(Data records for software interfaces)
++++++++++++++++++++

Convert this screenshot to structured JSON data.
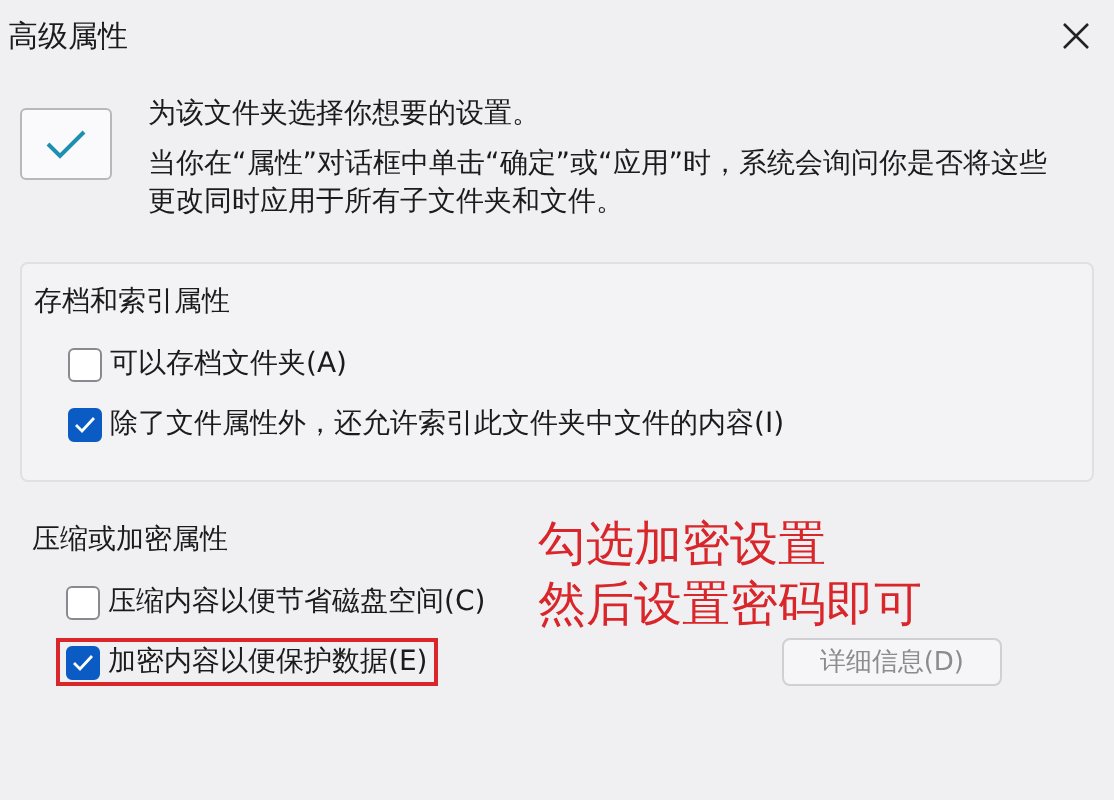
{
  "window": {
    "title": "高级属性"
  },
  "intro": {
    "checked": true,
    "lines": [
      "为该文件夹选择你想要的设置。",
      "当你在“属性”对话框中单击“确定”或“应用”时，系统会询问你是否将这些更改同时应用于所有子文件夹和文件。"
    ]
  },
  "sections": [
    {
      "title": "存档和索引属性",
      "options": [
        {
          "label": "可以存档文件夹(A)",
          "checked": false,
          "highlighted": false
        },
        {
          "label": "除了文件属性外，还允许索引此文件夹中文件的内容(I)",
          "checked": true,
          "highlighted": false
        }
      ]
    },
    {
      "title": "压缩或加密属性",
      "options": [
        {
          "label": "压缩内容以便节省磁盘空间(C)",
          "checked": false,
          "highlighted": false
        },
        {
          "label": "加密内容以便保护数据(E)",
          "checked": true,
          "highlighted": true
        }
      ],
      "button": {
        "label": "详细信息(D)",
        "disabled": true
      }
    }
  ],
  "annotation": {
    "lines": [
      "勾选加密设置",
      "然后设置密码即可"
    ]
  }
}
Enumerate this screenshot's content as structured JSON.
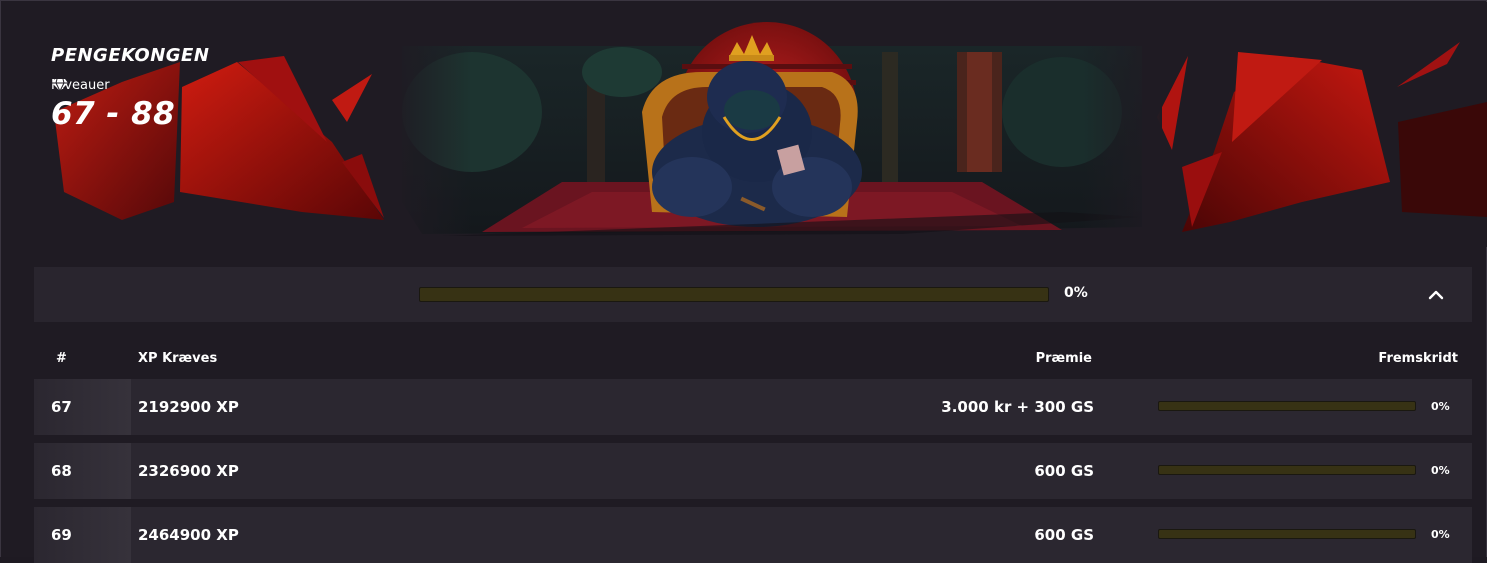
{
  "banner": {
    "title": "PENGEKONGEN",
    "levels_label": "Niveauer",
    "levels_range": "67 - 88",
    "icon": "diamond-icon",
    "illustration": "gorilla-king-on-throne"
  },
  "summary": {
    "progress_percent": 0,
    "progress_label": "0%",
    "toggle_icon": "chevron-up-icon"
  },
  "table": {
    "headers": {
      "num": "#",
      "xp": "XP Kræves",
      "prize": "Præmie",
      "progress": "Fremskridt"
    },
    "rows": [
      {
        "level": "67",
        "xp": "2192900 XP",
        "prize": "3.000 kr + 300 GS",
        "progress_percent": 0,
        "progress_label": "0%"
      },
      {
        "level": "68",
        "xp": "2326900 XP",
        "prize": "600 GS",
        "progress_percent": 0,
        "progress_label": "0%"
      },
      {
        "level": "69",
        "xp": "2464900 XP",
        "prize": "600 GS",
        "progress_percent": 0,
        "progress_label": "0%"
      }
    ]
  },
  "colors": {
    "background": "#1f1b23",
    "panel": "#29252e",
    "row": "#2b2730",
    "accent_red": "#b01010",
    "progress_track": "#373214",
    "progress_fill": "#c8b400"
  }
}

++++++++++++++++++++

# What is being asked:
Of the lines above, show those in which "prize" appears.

# The answer:
      "prize": "Præmie",
        "prize": "3.000 kr + 300 GS",
        "prize": "600 GS",
        "prize": "600 GS",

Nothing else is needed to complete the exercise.